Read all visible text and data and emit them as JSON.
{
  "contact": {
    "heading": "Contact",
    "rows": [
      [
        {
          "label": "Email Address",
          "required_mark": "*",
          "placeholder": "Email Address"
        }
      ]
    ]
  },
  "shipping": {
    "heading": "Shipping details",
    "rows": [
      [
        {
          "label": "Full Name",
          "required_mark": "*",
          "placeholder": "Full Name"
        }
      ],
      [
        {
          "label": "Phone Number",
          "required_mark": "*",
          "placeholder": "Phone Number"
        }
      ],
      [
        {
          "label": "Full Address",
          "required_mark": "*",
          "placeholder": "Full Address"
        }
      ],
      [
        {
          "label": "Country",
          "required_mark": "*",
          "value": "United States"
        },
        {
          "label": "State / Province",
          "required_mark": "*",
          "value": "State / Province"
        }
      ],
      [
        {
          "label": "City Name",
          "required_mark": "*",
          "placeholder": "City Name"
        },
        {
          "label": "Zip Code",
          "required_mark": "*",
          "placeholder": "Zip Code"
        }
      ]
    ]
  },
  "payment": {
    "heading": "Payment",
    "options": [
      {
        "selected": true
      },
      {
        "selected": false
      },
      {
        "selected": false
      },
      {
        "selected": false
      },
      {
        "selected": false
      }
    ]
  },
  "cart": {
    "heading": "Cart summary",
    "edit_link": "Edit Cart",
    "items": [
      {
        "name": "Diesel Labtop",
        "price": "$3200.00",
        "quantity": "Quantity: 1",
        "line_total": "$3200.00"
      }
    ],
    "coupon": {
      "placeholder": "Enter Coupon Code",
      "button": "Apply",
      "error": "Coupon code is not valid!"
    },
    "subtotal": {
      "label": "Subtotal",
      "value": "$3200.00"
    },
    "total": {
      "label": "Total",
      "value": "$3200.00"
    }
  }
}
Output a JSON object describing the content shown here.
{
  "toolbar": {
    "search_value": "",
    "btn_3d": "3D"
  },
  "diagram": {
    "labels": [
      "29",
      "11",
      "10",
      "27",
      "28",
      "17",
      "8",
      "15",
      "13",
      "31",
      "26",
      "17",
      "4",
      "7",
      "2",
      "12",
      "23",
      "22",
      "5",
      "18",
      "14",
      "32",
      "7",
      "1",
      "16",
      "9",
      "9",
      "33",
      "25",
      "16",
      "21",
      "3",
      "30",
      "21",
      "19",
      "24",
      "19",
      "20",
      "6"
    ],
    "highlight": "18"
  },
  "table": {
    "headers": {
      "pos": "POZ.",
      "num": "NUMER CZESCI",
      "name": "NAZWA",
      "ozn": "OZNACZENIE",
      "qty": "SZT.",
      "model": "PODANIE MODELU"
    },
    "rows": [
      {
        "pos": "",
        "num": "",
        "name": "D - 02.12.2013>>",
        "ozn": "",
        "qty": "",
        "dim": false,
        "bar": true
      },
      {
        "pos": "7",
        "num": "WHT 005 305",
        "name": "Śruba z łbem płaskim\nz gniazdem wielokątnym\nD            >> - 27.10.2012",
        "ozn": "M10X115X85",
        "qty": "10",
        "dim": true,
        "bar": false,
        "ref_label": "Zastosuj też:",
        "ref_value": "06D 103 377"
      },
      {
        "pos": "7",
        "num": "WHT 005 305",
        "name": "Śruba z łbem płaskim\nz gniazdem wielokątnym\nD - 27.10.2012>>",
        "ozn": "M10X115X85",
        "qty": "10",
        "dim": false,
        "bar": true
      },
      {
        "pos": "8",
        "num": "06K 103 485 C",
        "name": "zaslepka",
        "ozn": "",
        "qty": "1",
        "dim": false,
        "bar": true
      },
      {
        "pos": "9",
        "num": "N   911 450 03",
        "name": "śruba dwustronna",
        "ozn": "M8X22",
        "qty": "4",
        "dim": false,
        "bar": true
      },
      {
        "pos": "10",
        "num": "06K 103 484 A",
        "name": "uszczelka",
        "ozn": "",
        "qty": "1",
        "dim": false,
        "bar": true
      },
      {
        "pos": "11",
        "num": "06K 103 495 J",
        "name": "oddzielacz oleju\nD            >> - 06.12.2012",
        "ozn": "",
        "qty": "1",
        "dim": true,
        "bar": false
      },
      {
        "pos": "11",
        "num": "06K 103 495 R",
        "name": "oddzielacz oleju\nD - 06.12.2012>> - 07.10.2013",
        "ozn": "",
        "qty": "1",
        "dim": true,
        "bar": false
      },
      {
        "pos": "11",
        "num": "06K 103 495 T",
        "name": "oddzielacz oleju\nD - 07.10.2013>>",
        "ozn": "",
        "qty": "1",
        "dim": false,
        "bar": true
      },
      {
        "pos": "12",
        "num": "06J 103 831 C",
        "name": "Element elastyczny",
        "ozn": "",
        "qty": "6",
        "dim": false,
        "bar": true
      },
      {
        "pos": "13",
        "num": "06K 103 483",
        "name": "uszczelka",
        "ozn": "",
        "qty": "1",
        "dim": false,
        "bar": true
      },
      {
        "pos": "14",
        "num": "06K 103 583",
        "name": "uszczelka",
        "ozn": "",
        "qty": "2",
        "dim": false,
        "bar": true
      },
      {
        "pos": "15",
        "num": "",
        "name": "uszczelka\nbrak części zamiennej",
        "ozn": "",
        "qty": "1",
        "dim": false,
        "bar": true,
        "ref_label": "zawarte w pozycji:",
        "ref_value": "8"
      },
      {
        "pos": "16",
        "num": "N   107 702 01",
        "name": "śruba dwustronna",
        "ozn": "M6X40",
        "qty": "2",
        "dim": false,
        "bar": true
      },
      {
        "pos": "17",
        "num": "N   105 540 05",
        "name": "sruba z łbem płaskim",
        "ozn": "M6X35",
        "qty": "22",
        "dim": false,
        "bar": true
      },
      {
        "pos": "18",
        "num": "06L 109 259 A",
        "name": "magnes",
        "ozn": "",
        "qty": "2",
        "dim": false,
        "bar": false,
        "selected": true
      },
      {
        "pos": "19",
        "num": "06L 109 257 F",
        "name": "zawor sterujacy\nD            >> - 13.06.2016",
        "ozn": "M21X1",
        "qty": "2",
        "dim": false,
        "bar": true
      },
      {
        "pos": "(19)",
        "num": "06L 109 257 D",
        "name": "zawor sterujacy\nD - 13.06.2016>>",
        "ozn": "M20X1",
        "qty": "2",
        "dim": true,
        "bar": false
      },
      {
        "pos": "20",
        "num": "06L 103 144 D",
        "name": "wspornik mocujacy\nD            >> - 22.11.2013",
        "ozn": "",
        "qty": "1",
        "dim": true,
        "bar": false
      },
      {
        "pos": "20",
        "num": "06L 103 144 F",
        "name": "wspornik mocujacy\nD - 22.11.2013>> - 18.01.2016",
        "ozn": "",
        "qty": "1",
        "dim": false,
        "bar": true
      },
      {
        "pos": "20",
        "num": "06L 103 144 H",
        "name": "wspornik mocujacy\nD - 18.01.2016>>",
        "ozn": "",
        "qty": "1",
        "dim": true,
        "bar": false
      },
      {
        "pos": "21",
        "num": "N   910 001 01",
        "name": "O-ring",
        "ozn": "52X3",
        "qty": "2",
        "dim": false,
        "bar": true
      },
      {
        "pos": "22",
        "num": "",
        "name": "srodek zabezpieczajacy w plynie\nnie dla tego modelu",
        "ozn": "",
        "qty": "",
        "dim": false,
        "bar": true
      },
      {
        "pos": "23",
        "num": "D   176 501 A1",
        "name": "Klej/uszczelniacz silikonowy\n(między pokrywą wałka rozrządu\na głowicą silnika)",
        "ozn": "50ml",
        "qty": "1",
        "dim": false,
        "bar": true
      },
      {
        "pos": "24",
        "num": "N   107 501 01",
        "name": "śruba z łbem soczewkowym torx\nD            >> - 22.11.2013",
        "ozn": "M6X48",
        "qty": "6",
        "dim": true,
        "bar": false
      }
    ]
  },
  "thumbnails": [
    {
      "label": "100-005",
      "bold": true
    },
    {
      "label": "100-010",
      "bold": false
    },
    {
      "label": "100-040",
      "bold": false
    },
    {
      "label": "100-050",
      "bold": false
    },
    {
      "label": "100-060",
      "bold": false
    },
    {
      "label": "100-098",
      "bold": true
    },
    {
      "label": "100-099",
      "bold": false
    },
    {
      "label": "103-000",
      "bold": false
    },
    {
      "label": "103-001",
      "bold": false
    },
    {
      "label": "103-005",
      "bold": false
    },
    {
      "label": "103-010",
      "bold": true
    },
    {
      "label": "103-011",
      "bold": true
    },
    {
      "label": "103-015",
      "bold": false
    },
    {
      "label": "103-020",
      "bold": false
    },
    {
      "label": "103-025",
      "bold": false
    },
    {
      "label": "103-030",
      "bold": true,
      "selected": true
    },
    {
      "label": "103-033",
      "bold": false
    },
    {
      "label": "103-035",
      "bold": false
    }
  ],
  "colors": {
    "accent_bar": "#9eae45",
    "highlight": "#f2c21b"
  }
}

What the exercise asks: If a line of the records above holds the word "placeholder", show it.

Task output:
          "placeholder": "Email Address"
          "placeholder": "Full Name"
          "placeholder": "Phone Number"
          "placeholder": "Full Address"
          "placeholder": "City Name"
          "placeholder": "Zip Code"
      "placeholder": "Enter Coupon Code",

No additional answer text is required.